Dataset records:
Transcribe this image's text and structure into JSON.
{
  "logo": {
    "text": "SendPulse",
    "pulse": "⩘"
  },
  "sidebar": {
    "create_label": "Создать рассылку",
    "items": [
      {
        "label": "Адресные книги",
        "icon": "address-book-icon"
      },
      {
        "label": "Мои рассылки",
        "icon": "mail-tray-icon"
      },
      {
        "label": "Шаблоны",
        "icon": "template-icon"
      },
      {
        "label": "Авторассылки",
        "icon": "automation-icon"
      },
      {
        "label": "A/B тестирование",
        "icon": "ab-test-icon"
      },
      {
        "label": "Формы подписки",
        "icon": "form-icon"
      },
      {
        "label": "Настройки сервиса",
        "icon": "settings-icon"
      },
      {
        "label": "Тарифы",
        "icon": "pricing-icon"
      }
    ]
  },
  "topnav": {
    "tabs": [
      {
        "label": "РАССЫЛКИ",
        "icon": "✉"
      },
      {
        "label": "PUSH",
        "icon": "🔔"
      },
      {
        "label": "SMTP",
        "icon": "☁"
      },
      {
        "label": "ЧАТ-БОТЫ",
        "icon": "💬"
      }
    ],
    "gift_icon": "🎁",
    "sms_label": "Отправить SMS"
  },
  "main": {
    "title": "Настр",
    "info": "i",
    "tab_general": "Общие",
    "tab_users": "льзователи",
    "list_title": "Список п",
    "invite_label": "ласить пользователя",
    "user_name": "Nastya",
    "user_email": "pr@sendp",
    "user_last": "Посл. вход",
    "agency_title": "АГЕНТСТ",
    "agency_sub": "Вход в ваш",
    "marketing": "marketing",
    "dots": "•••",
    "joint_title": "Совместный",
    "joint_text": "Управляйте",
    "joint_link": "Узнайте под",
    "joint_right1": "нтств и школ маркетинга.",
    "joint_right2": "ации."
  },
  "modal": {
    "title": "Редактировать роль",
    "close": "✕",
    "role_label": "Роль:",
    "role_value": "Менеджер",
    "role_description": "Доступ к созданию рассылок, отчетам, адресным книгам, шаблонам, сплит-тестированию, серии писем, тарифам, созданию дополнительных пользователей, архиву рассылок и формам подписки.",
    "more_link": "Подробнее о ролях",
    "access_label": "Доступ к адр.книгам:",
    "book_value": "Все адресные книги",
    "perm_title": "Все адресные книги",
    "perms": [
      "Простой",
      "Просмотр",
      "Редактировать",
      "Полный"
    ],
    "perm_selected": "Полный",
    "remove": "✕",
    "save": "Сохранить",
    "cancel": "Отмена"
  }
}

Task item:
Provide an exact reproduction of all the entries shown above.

Result for this task:
Transcribe this image's text and structure into JSON.
{
  "logo": {
    "text": "SendPulse",
    "pulse": "⩘"
  },
  "sidebar": {
    "create_label": "Создать рассылку",
    "items": [
      {
        "label": "Адресные книги",
        "icon": "address-book-icon"
      },
      {
        "label": "Мои рассылки",
        "icon": "mail-tray-icon"
      },
      {
        "label": "Шаблоны",
        "icon": "template-icon"
      },
      {
        "label": "Авторассылки",
        "icon": "automation-icon"
      },
      {
        "label": "A/B тестирование",
        "icon": "ab-test-icon"
      },
      {
        "label": "Формы подписки",
        "icon": "form-icon"
      },
      {
        "label": "Настройки сервиса",
        "icon": "settings-icon"
      },
      {
        "label": "Тарифы",
        "icon": "pricing-icon"
      }
    ]
  },
  "topnav": {
    "tabs": [
      {
        "label": "РАССЫЛКИ",
        "icon": "✉"
      },
      {
        "label": "PUSH",
        "icon": "🔔"
      },
      {
        "label": "SMTP",
        "icon": "☁"
      },
      {
        "label": "ЧАТ-БОТЫ",
        "icon": "💬"
      }
    ],
    "gift_icon": "🎁",
    "sms_label": "Отправить SMS"
  },
  "main": {
    "title": "Настр",
    "info": "i",
    "tab_general": "Общие",
    "tab_users": "льзователи",
    "list_title": "Список п",
    "invite_label": "ласить пользователя",
    "user_name": "Nastya",
    "user_email": "pr@sendp",
    "user_last": "Посл. вход",
    "agency_title": "АГЕНТСТ",
    "agency_sub": "Вход в ваш",
    "marketing": "marketing",
    "dots": "•••",
    "joint_title": "Совместный",
    "joint_text": "Управляйте",
    "joint_link": "Узнайте под",
    "joint_right1": "нтств и школ маркетинга.",
    "joint_right2": "ации."
  },
  "modal": {
    "title": "Редактировать роль",
    "close": "✕",
    "role_label": "Роль:",
    "role_value": "Менеджер",
    "role_description": "Доступ к созданию рассылок, отчетам, адресным книгам, шаблонам, сплит-тестированию, серии писем, тарифам, созданию дополнительных пользователей, архиву рассылок и формам подписки.",
    "more_link": "Подробнее о ролях",
    "access_label": "Доступ к адр.книгам:",
    "book_value": "Все адресные книги",
    "perm_title": "Все адресные книги",
    "perms": [
      "Простой",
      "Просмотр",
      "Редактировать",
      "Полный"
    ],
    "perm_selected": "Полный",
    "remove": "✕",
    "save": "Сохранить",
    "cancel": "Отмена"
  }
}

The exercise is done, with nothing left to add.